Truce in Libya? Haftar and Serraj agree to elections
President Fayez al-Sarraj and General Khalifa Haftar, the leaders of Libya's two main warring factions, said they wanted to work together in separate statements released on Wednesday.
The two chiefs met for a "successful" two-hour meeting in Abu Dhabi on Tuesday - their first since January 2016.
A leaked agreement from the meeting - which has not yet been confirmed as signed - states that presidential and legislative elections will be held by March 2018 at the very latest.
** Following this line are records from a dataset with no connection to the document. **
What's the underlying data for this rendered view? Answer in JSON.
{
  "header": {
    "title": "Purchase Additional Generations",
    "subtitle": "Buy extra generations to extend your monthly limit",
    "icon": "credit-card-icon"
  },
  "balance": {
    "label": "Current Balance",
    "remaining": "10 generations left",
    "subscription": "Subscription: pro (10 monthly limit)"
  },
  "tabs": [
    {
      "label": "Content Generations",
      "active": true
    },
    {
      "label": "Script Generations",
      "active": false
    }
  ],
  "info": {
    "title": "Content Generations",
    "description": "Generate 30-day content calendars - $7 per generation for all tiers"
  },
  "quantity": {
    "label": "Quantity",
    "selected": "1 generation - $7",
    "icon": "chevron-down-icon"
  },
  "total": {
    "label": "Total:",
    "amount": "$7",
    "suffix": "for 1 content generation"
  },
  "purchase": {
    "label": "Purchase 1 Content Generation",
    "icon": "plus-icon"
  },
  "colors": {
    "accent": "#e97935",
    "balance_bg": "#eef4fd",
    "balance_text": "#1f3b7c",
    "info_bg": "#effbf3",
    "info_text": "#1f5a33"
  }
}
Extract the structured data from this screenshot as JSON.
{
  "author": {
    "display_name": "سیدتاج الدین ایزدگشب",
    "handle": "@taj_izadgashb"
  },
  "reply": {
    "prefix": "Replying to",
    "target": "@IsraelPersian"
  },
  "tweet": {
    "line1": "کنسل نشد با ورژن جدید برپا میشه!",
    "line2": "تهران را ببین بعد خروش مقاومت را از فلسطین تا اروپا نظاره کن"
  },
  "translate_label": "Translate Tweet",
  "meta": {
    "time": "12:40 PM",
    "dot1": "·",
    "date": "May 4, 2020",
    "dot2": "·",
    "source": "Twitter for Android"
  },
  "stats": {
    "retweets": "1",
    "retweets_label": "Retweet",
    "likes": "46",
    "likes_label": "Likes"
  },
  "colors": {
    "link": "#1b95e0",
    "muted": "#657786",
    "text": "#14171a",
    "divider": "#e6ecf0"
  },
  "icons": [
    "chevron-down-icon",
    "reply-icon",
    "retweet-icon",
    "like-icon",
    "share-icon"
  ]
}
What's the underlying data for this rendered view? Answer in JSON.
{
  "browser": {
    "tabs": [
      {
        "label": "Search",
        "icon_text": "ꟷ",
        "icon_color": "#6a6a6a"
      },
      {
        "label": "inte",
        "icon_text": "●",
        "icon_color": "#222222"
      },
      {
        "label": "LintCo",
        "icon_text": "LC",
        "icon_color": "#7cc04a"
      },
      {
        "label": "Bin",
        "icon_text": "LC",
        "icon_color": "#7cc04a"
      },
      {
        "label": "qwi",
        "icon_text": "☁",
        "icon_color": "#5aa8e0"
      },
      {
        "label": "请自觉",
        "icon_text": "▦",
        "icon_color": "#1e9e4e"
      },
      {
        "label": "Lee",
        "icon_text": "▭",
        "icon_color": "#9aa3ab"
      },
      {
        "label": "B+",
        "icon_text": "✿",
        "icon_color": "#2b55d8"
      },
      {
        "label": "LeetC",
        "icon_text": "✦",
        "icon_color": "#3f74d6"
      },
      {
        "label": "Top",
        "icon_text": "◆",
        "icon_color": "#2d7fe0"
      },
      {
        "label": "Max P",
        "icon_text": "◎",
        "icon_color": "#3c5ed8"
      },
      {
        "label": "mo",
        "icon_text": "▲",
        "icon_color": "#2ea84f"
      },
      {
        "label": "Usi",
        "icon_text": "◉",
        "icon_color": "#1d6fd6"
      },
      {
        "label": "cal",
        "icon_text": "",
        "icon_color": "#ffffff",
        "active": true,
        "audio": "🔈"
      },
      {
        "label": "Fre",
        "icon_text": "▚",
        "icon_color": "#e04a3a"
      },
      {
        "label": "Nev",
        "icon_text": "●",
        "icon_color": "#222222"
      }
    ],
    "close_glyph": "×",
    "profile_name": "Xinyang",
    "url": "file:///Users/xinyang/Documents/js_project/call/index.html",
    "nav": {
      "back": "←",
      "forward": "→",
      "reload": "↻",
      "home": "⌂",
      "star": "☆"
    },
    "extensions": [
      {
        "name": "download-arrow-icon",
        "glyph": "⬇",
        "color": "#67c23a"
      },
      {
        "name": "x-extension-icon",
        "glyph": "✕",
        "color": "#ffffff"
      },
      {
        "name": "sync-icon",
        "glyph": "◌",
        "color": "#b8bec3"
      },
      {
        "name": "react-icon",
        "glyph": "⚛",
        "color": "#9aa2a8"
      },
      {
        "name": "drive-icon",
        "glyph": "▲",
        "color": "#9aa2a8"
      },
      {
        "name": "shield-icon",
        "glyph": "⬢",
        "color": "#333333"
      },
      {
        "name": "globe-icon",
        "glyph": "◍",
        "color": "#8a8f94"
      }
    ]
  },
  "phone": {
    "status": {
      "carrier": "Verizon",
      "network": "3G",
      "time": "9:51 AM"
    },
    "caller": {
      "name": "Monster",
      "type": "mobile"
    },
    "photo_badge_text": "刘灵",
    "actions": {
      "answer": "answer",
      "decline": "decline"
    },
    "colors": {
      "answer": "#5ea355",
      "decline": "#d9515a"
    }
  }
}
It also says the two parties agree to the UN-backed political agreement, signed in Skhirat in 2015.
The acting president of Libya's House of Representatives said that the meeting was a positive first step.
"Haftar has finally been convinced to work under a civilian organisation," said Abubakr Mustafa Buera.
"The United States said more than once that the army must accept the existence of civilian power."
Both parties' media statements said they wanted to work together to combat the country's economic problems, terrorism and de-escalate fighting in the country's south.
President Serraj of the UN-backed Government of National Accord said the plans laid out "a strategy... to form a unified Libyan army" under civil control.
Serraj had previously accused Haftar, the commander of the Libyan National Army (LNA) in east Libya, of aiming to establish a new military dictatorship.
Haftar said the two sides had agreed to allow "the military establishment... to fully play its role in the fight against terrorism".
Haftar's LNA has been engaged in a near two-year battle to rid east Libya of Islamist fighters - especially those fighting under the Islamic State group's banner.
|There can not be a military solution to the current crisis.|
The UAE made a public statement after the meeting, saying "there can not be a military solution to the current crisis".
General Haftar has received massive military and financial support from Russia and the UAE and has made regular trips to both Abu Dhabi and Moscow over the past year.
The UAE has even provided General Haftar with war planes and mercenary pilots, some of which have been used to attack the GNA's forces at al-Sabha airbase in southern Libya.
President Serraj has lobbied in the past to establish a military council, headed by Haftar and presided over by a civilian government, which can help counter the GNA's current inability to maintain security.
General Haftar previously said that he wanted to 'liberate' Libya's capital, Tripoli, from the GNA and the "gangs" that control the streets using military power.
Haftar refused to meet with Serraj in Cairo in February and on other occasions in Moscow and elsewhere - leading to speculation that he was after total power.Explaining at the time why he had refused a meeting, Haftar said they could discuss democracy and elections "once we have defeated the extremists... but not now."